Why are things going so well for the New Zealand economy?
Latest unemployment numbers came in at 5.3 per cent last week - a figure that for most of the past few decades would have been considered pretty good.
It isn't good, of course.
The pandemic and the closure of New Zealand's borders made about 37,000 more people unemployed in the September quarter.
And that doesn't include those who have lost work but don't qualify as officially unemployed for a variety of statistical reasons.
But relatively speaking, 5.3 per cent unemployment is not bad, either.
In April, for example, Treasury forecast that unemployment would hit 9.8 per cent in the September quarter.
In the early 1990s it was close to 11 per cent.
If we were able to send this week's data back to our panicked selves of seven month ago - we would breath a sigh of relief.
The forecasts of bank economists have also proved overly pessimistic.
That's not to be critical.
The pandemic was unprecedented and assumptions about the economic damage it would do were made on historic expectations.
On that basis let's look at the forecasts from Westpac - one of our most upbeat economic forecasters.
Westpac chief economist Dominick Stephens has been pushing back against the gloomiest scenarios since the pandemic began.
And on that he has been proved right.
But things have gone even better than he imagined back in April and May.
Westpac picked unemployment to be 8.8 per cent in the September quarter.
It picked second quarter GDP to fall by 16 per cent - it fell by 12.2 per cent.
It picked a slump in export returns and a negative trade balance.
It picked a 5 per cent fall in houses prices.
Again, Westpac's picks were among the most optimistic.
So what went wrong? Or rather, what went unexpectedly right?
We don't usually run inquests into why things have gone better than expected.
They are usually about why a rugby team lost or why a political party saw its vote slump.
But I think it's important to consider the "better than expected" narrative.
It has framed the way we look at the pandemic in this country, I think it has had political implications.
And I think it's starting to raise issues about the way we look at recovery over the next few years.
We temper every new story about the surprising strength of the economy with the proviso that it can't last, that next year we'll feel the real slump.
That may still be true.
But we are approaching a crunch point for this view.
The wage subsidies are finished and we are about to feel the absence of international tourists more acutely as we reach the traditional peak of the season.
But if anything, the risk of that narrative proving incorrect appears weighted to the upside.
In other words, the bigger risk is that things keep going better than expected.
Perhaps our economy was just more robust than we thought.
Let's start with the obvious area of strength - exports.
Headlined "Against the Odds", ANZ's latest commodity price index shows it gained 1.9 per cent in October. Dairy - our largest commodity export was up 3.6 per cent.
Overall the index (in NZ dollar terms) is only off 5 per cent from where it sat a year ago.
It is 3.5 per cent ahead of where it was two years ago.
Demand for our exports has held firm

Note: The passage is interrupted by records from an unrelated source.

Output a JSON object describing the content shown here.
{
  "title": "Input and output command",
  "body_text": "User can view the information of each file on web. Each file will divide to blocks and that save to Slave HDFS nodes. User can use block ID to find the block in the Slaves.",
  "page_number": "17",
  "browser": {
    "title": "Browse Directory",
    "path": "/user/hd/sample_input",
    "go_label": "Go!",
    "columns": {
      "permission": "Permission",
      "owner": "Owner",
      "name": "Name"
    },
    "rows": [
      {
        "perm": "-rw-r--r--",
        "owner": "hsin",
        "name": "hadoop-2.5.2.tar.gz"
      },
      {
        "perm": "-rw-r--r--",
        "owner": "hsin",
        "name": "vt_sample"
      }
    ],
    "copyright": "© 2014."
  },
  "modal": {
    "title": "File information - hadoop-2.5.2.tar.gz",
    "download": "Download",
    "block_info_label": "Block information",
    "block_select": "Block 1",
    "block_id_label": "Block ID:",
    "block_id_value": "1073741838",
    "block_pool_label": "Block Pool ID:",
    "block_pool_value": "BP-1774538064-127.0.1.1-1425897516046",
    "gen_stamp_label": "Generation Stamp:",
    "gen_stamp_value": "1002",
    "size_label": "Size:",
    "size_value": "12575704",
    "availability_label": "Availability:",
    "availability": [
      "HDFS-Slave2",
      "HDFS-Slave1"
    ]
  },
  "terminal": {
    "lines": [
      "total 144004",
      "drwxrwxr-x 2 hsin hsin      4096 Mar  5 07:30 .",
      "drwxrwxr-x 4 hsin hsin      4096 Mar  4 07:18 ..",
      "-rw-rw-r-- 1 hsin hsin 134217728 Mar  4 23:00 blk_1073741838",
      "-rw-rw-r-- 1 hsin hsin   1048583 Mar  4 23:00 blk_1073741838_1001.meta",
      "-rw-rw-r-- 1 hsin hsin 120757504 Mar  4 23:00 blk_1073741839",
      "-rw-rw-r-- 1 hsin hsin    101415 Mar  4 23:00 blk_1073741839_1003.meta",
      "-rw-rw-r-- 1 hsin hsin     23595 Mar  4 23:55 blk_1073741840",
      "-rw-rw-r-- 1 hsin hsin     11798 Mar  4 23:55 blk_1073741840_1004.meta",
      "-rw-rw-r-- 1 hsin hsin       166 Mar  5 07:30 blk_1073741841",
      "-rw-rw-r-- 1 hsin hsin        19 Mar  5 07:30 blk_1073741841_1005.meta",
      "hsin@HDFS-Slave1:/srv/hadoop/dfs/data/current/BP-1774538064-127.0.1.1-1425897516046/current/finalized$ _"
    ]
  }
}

One striking thing about the pandemic is the asymmetrical nature of its impact around the world.
If you look at a map of the areas being hit hardest it shows the virus out of control in North and South America, and Europe.
That map of countries handling the virus well overlaps very nicely with a map of New Zealand's major export markets.
Overall something like 75 per cent of our exports by value are now to the Asia Pacific.
China's success in controlling Covid-19 and keeping its economy rolling has been enormously important to our fortunes.
But so to is relative success in Australia, Japan, Thailand, Indonesia and many other markets through the region.
Even in the US and UK, where things are not good, we've seen weird twists - like people reaching for our sauvignon blanc in lockdown.
New Zealand wines are considered ones to drink at home, more so than at bars, according to an industry analysis by Rabobank.
It found we were the only wine-exporting nation to see the value of exports climb in the past year.
There are other surprising trends.
Far more Kiwis than expected are coming home, filling a gap that was expected to be left by the slump in immigrants arrivals.
That's contributed to the (now well documented) housing boom.
And that's helped prop up consumer confidence and retail spending.
People and businesses have also been highly adaptable, perhaps more so than was expected - although this is very hard to measure.
But the more time that passes without a serious economic slump, the more opportunity there is for people to adapt.
It is a virtuous circle.
There is no doubt that economic conditions will keep deteriorating over the next six months.
There is no doubt that there will be more job losses.
There is no doubt that there wil be more business failures.
But the evidence so far suggests there is reason for some doubt that it will be as bad as we had thought.